(Records contained in a dataset):
Start of Block

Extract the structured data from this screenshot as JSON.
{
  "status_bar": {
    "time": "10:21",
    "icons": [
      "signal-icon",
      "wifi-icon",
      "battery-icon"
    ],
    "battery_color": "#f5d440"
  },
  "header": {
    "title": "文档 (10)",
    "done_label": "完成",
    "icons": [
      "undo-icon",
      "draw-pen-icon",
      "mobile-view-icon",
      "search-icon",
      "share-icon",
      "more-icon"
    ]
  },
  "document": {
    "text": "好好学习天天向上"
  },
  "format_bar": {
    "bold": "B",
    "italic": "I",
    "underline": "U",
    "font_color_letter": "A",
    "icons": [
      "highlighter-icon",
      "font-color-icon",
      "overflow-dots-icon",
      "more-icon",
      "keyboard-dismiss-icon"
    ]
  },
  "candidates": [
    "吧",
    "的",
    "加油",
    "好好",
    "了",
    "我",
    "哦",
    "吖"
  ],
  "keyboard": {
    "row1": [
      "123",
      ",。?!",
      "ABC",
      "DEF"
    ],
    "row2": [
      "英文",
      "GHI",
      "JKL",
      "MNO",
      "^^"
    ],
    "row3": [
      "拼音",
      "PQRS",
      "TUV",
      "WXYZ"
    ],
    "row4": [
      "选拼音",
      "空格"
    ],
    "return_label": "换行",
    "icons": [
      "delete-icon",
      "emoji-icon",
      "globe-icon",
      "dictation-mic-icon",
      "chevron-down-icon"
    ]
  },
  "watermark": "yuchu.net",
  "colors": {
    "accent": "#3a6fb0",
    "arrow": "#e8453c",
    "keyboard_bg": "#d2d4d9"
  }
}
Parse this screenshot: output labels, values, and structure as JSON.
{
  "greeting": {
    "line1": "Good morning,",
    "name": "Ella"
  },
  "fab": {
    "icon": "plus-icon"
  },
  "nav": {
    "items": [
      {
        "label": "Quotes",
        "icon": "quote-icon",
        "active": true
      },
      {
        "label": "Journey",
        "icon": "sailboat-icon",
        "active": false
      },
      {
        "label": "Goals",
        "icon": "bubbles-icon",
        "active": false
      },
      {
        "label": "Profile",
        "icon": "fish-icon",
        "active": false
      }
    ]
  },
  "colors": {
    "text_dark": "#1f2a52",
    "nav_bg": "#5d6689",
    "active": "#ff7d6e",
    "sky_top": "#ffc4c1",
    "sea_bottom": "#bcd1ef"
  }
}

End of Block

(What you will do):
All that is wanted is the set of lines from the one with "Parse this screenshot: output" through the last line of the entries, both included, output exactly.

(Response box):
Parse this screenshot: output labels, values, and structure as JSON.
{
  "greeting": {
    "line1": "Good morning,",
    "name": "Ella"
  },
  "fab": {
    "icon": "plus-icon"
  },
  "nav": {
    "items": [
      {
        "label": "Quotes",
        "icon": "quote-icon",
        "active": true
      },
      {
        "label": "Journey",
        "icon": "sailboat-icon",
        "active": false
      },
      {
        "label": "Goals",
        "icon": "bubbles-icon",
        "active": false
      },
      {
        "label": "Profile",
        "icon": "fish-icon",
        "active": false
      }
    ]
  },
  "colors": {
    "text_dark": "#1f2a52",
    "nav_bg": "#5d6689",
    "active": "#ff7d6e",
    "sky_top": "#ffc4c1",
    "sea_bottom": "#bcd1ef"
  }
}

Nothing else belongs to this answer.